It’s hard to find much to say about the shutdown and debt debacles that isn’t deeply dour. Those of us who live in the District of Columbia worry that garbage will rot on the streets and ambulances will sit idly by as our city shuts down next week due to Congress’ intransigence. Still, most of us are better off than kids awaiting urgent clinical trials or elderly veterans deprived of medical care. This, though, is just the warm-up. Secretary Lew has confined himself to inspecific, if dark, predictions about the catastrophe that will befall financial markets should Congress let debt go past the current ceiling. For a more detailed – and way brightening look at the mechanics of a default in the financial markets, I commend the testimony of the Securities and Financial Market Association’s Ken Bentson at the aforesaid hearing (http://www.banking.senate.gov/public/index.cfm?FuseAction=Files.View&FileStore_id=1602745e-d1ac-4f55-9ec1-fe8a4cc2370b). An excerpt of note:

“[O]ver the course of the industry’s consideration of the dangers of default, no scenario presents a clear cut answer. Indeed, the settlement arrangements for Treasury securities do not contemplate or recognize the possibility of a default and thus the ability to sell, finance, or post as collateral, defaulted Treasuries may be compromised. This ultimately could lead to a liquidity drain from the market. It is important to note that Treasury securities are a key factor in the daily financing of market operations with the U.S. Treasury repo market totaling between $1.2 and $1.9 trillion daily. Undermining that market would have a deleterious effect on every market participant.”

Mr. Bentson’s numbers for Treasuries in repos are right, but they belie the gravity of market chaos that could ensue. Total daily volume in the repo market is, according to SIFMA, $5 trillion a day. Suffice it to say that, under none of SIFMA’s scenarios does the market shrug off a default, with the testimony making clear that even “prioritization” – a preferred solution by some on the Hill – sends the market into the abyss.

This, of course, the Fed knows well. It has kept its cool – neither wringing its hands in public or announcing emergency measures – because, as one Fed official privately said yesterday, to show that the Fed might be able to manage markets during a default could well be to encourage Congress to let it happen.
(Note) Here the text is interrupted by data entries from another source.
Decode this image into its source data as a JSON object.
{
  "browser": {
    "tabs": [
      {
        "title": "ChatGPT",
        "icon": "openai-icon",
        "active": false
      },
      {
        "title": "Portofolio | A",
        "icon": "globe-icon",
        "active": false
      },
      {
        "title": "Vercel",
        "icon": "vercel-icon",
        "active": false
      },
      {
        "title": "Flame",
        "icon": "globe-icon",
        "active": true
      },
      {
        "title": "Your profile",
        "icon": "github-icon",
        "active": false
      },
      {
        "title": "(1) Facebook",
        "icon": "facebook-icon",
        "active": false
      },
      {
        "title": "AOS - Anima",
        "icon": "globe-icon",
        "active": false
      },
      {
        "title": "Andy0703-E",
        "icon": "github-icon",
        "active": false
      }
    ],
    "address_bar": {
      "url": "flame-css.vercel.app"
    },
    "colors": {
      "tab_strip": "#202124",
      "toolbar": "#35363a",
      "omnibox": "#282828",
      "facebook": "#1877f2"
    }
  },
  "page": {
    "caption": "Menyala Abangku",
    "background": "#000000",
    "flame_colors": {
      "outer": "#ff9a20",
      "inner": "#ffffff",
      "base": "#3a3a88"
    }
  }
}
But, behind its granite facade, the Federal Reserve is very, very hard at work. The Treasury Market Practices Group, an industry/Fed effort to keep things cool, has been working since the 2011 debate brinkmanship on ways the FRB could process Treasury securities without having to touch those in default. Still, two years later, it’s at best unclear if Fedwire could in fact engage in any such legerdemain. Thus, the FRB might well be forced to weigh in still more forcefully – enter the reverse-repo facility and whatever else the Fed can muster despite the Dodd-Frank ban on emergency interventions of the sort that followed the 2008 near-death experience.
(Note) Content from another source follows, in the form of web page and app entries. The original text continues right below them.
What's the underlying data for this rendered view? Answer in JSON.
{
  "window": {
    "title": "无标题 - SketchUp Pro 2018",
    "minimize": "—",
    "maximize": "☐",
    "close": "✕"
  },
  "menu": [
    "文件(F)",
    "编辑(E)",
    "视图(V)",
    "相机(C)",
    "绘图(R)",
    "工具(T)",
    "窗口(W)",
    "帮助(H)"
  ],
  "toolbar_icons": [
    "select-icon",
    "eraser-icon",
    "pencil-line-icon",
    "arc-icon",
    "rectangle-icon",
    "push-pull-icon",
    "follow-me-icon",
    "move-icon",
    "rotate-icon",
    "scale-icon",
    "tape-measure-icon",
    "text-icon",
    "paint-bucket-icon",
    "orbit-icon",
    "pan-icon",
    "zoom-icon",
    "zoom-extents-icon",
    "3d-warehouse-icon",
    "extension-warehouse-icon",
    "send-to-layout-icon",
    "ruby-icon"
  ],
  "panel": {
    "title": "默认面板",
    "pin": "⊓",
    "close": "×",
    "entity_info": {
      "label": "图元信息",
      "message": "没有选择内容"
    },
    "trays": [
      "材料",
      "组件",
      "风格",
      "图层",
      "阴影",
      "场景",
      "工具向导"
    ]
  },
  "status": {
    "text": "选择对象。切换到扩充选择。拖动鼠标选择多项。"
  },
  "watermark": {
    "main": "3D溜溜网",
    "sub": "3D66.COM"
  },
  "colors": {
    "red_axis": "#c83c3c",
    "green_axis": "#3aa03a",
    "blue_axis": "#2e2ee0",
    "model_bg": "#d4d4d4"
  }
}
I trust the FRB will avert chaos, although I know folks at the Fed aren’t so sure they’re up to so herculean a task. When we get through this, the central bank will be still more convinced that repos pose tremendous and systemic liquidity risk. Options to address this were discussed at a Federal Reserve Bank of New York conference on October 4, where the FRB kept its official jaws firmly zipped on the default crisis. But, FRB-NY President Dudley did make it clear that one option—declaring the repo activities of the two clearing banks to be “financial market utilities” – was very much under consideration. JPM and BNY – get ready for a phone call.